If you follow renewable energy closely, the SunEdison Inc. (NASDAQOTH: SUNEQ) bankruptcy wasn't all that surprising when it happened. The writing was on the wall for months, driven by the market's complete lack of confidence in management's ability to execute any strategic plan, which happens to be very important when your business is built on financing billions of dollars in projects.
But now that SunEdison is bankrupt, it leaves its yieldcos, TerraForm Power (NASDAQ:TERP) and TerraForm Global (NASDAQ:GLBL), in a precarious position. They aren't exactly part of SunEdison because they're publicly traded, but they're still tied to the company's fate, and that could be a big problem.
The tie between SunEdison and its yieldcos
Technically, SunEdison's bankruptcy wouldn't lead directly to bankruptcy by TerraForm Power or TerraForm Global. Instead, it may lead to cross-defaults on debt both companies have used to buy projects. According to Moody's analyst Swami Venkataraman, 10 of TerraForm Power and five of TerraForm Global's financing deals have clauses that are tied to SunEdison's health. So, SunEdison's bankruptcy could technically cause a default.
But both yieldcos are operating assets that generate cash and they should be able to negotiate a solution with creditors. This would likely involve waivers on covenants or a negotiated settlement. That may involve a higher interest rate on debt or cash reserves held at the project level. And that's where there could be a yet to be determined impact on both TerraForm Power and TerraForm Global.
What is the fallout for the TerraForms?
Even if TerraForm Power and TerraForm Global avoid bankruptcy, they may not be the same cash-generating machines they are today. If the cross-defaults on debt lead to cash being moved from cash available for distribution to reserves or higher interest payments, for example, it would mean a lower dividend. And it looks like that's already what the market is betting on.
TerraForm Power's dividend yield of 15.8% is incredibly high in any market condition, and TerraForm Global's dividend yield of 42.1% is almost unimaginable. The likely fallout, though, from SunEdison's bankruptcy will be that the companies will have to give something to creditors and that probably means a much lower dividend in the future. So don't bet on these stocks just for their current dividends, because they probably won't last.
One complication that may matter
Because of the way SunEdison structured the yieldcos, it still remains a key cog in their future success. In most cases, it's actually the one operating projects and it provides other back-office services for the yieldcos. That's actually why neither has filed their 10-Ks for 2015.
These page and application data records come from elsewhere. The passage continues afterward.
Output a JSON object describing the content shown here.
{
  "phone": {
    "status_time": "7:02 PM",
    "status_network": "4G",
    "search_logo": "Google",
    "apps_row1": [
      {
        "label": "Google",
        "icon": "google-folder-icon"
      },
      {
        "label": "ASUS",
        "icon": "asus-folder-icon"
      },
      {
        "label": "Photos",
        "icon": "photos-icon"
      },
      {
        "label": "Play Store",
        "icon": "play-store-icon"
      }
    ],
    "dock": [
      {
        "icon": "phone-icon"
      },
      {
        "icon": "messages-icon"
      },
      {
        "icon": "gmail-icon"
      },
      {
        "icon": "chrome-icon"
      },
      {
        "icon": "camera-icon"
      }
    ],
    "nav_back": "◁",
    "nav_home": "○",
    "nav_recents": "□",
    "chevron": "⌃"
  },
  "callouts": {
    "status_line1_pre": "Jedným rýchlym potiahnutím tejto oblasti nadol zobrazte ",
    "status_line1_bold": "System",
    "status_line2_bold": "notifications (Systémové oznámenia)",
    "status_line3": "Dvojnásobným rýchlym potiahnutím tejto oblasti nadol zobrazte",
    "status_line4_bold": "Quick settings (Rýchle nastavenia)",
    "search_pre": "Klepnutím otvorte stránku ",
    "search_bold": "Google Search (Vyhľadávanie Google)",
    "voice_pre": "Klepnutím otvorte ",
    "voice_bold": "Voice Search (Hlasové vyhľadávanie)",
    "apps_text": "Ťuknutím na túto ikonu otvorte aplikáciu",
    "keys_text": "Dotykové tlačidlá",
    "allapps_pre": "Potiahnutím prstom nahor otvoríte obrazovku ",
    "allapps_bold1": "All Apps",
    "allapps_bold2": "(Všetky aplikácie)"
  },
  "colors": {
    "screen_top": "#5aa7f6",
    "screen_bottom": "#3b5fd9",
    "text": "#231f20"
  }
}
This is another complicating matter that debt holders may want to iron out before giving any concessions to the yieldcos. After all, why should a company that went bankrupt under the weight of its own growth ambitions be able to control what should be a couple of fairly stable companies?